# Brief
Looking through the data, please report how many lines contain the string "JSON", giving nothing but the number.

*** Opening Data for this task ***

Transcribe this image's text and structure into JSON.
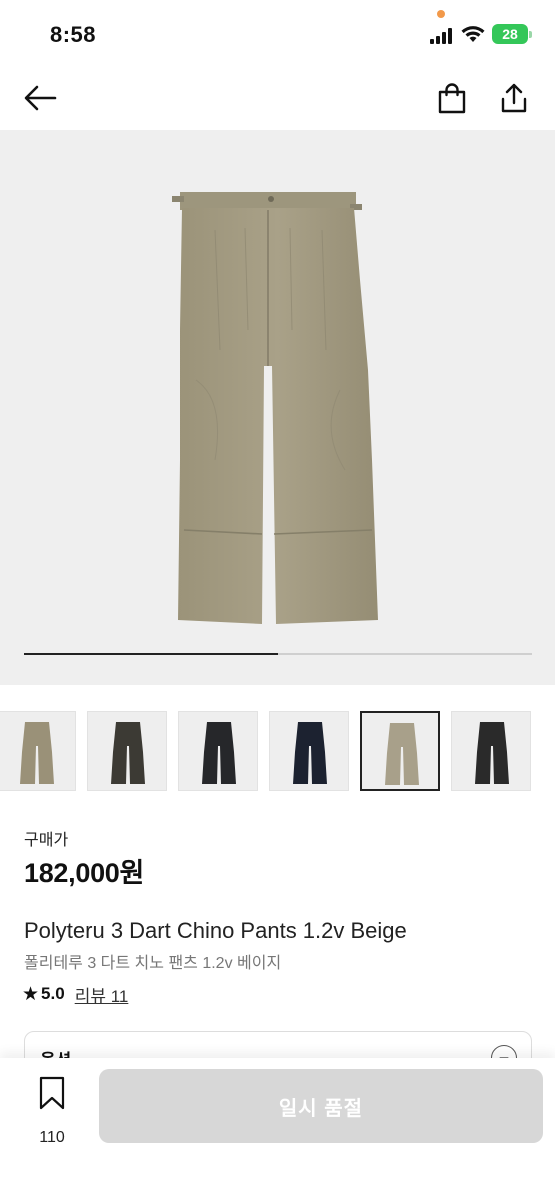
{
  "status_bar": {
    "time": "8:58",
    "battery": "28"
  },
  "gallery": {
    "progress": 0.5
  },
  "thumbnails": [
    {
      "color": "#9a9178",
      "name": "beige"
    },
    {
      "color": "#3c3a34",
      "name": "charcoal-brown"
    },
    {
      "color": "#26272a",
      "name": "black"
    },
    {
      "color": "#1c2230",
      "name": "navy"
    },
    {
      "color": "#a8a08a",
      "name": "beige",
      "selected": true
    },
    {
      "color": "#2a2a2a",
      "name": "black"
    }
  ],
  "product": {
    "price_label": "구매가",
    "price": "182,000원",
    "title_en": "Polyteru 3 Dart Chino Pants 1.2v Beige",
    "title_ko": "폴리테루 3 다트 치노 팬츠 1.2v 베이지",
    "rating": "5.0",
    "reviews": "리뷰 11"
  },
  "options": {
    "label": "옵션",
    "toggle": "−"
  },
  "bottom_bar": {
    "wish_count": "110",
    "cta_label": "일시 품절"
  },
  "colors": {
    "accent": "#111111",
    "cta_disabled": "#d7d7d7",
    "battery": "#34c759"
  },
  "icons": [
    "arrow-left-icon",
    "shopping-bag-icon",
    "share-icon",
    "bookmark-icon",
    "star-icon"
  ]
}
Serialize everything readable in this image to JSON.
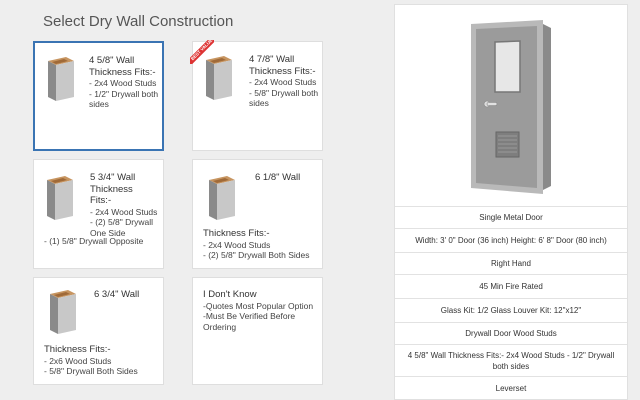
{
  "header": {
    "title": "Select Dry Wall Construction"
  },
  "options": [
    {
      "title": "4 5/8\" Wall Thickness Fits:-",
      "lines": [
        "- 2x4 Wood Studs",
        "- 1/2\" Drywall both sides"
      ]
    },
    {
      "title": "4 7/8\" Wall Thickness Fits:-",
      "lines": [
        "- 2x4 Wood Studs",
        "- 5/8\" Drywall both sides"
      ],
      "badge": "BEST VALUE"
    },
    {
      "title": "5 3/4\" Wall Thickness Fits:-",
      "lines": [
        "- 2x4 Wood Studs",
        "- (2) 5/8\" Drywall One Side",
        "- (1) 5/8\" Drywall Opposite"
      ]
    },
    {
      "title": "6 1/8\" Wall",
      "subtitle": "Thickness Fits:-",
      "lines": [
        "- 2x4 Wood Studs",
        "- (2) 5/8\" Drywall Both Sides"
      ]
    },
    {
      "title": "6 3/4\" Wall",
      "subtitle": "Thickness Fits:-",
      "lines": [
        "- 2x6 Wood Studs",
        "- 5/8\" Drywall Both Sides"
      ]
    },
    {
      "title": "I Don't Know",
      "lines": [
        "-Quotes Most Popular Option",
        "-Must Be Verified Before Ordering"
      ]
    }
  ],
  "specs": [
    "Single Metal Door",
    "Width: 3' 0\" Door (36 inch)   Height: 6' 8\" Door (80 inch)",
    "Right Hand",
    "45 Min Fire Rated",
    "Glass Kit: 1/2 Glass   Louver Kit: 12\"x12\"",
    "Drywall Door Wood Studs",
    "4 5/8\" Wall Thickness Fits:- 2x4 Wood Studs - 1/2\" Drywall both sides",
    "Leverset"
  ],
  "colors": {
    "accent": "#3a74b3",
    "door": "#9a9a9a",
    "frame": "#b7b7b7",
    "wood": "#b5804a",
    "badge": "#dd3333"
  }
}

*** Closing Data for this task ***

# Your solution
2